Supplied information →
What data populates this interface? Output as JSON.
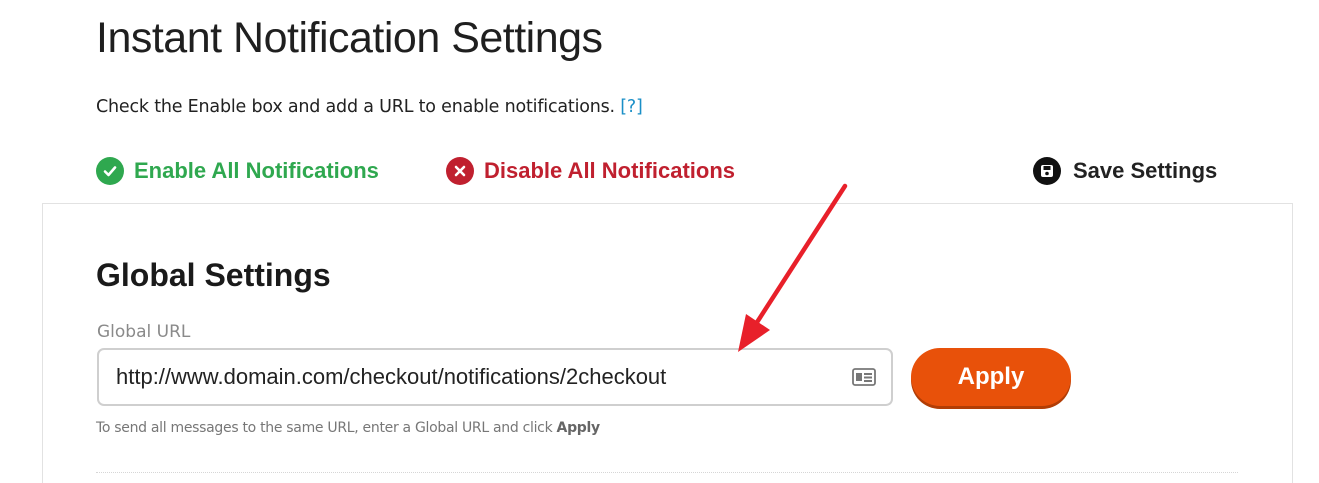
{
  "page": {
    "title": "Instant Notification Settings",
    "intro_text": "Check the Enable box and add a URL to enable notifications.",
    "help_link": "[?]"
  },
  "actions": {
    "enable_all": "Enable All Notifications",
    "disable_all": "Disable All Notifications",
    "save": "Save Settings"
  },
  "global_settings": {
    "title": "Global Settings",
    "url_label": "Global URL",
    "url_value": "http://www.domain.com/checkout/notifications/2checkout",
    "apply_label": "Apply",
    "hint_prefix": "To send all messages to the same URL, enter a Global URL and click",
    "hint_bold": "Apply"
  },
  "icons": {
    "enable": "check-circle-icon",
    "disable": "x-circle-icon",
    "save": "floppy-disk-icon",
    "field": "contact-card-icon",
    "annotation": "red-arrow-icon"
  },
  "colors": {
    "enable": "#2fa84f",
    "disable": "#c0202f",
    "apply": "#e8510a",
    "link": "#1a8fc7",
    "annotation": "#e8202a"
  }
}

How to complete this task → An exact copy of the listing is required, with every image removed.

Exercise answer →
What data populates this interface? Output as JSON.
{
  "page": {
    "title": "Instant Notification Settings",
    "intro_text": "Check the Enable box and add a URL to enable notifications.",
    "help_link": "[?]"
  },
  "actions": {
    "enable_all": "Enable All Notifications",
    "disable_all": "Disable All Notifications",
    "save": "Save Settings"
  },
  "global_settings": {
    "title": "Global Settings",
    "url_label": "Global URL",
    "url_value": "http://www.domain.com/checkout/notifications/2checkout",
    "apply_label": "Apply",
    "hint_prefix": "To send all messages to the same URL, enter a Global URL and click",
    "hint_bold": "Apply"
  },
  "icons": {
    "enable": "check-circle-icon",
    "disable": "x-circle-icon",
    "save": "floppy-disk-icon",
    "field": "contact-card-icon",
    "annotation": "red-arrow-icon"
  },
  "colors": {
    "enable": "#2fa84f",
    "disable": "#c0202f",
    "apply": "#e8510a",
    "link": "#1a8fc7",
    "annotation": "#e8202a"
  }
}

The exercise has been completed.